There is a much larger number among us in our society that also know the true cost and weight of sacrifice. These men and women know it full well, (much like military service members that follow orders to foreign lands and enforce national interests).
These sacrificial public servants know that there is no foretelling when a criminal will act, or when the deadly fire will break out…but the police officer and firefighter are in a sacred agreement with society in those moments. These professions submit them to go face those situations, in a moments notice…to do battle against these things, and possibly give their lives…the ultimate sacrifice. All of our society should support them with respectful thoughts, prayers, and funds. I feel that these men and women are most noble and deserve my unending respect and support. I have fought for them, and they fight for me.
However, from where I sit, there is a distinct difference in these occupations (Law Enforcement or Firefighter versus Military Service Member). It’s not in the level of salary, or hazards inherent in their roles…death is always the accepted risk in both. Rather, it’s in the responsibility (or current lack there of) in our society to maintain awareness and accountability for the leadership that they have placed in power over our Military. These appointed officials (with little credentials or conscience) are willingly sending military men and women of every branch into the situations in which they will be asked to honor the ultimate deal…without any way to define progress or achieve victory, for the last 16 years!
The Soldier, Sailor, Airmen, and Marine actually render over their rights in choosing to obey these orders that are without ultimate definition. The sacred responsibility issued to the undeserved wealthy few that have disregarded our constitution and recklessly acted on behalf of our poorly informed republic is ignorance personified. They are continually asking the ultimate price from a precious few, and these officials on either side of the aisle are unable to describe what they are accomplishing.
As a free people, we have a sacred requirement to ensure that the priceless cost of young American lives are given when there is no other option but to take up arms and face our threats on the field of battle…this is how a grateful nation truly honor’s the ultimate sacrifice given by our greatest and most precious resources.

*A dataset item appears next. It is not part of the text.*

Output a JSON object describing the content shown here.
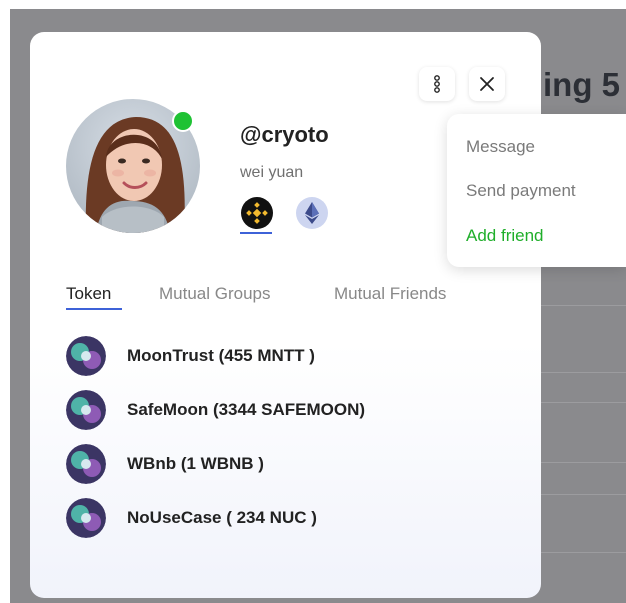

Our nation’s apathetic ignorance of the current failed wars and continued support of the leaders who contributed to this situation is one of the largest struggles I face in finding my way home. I love my country…but I hate what we are becoming.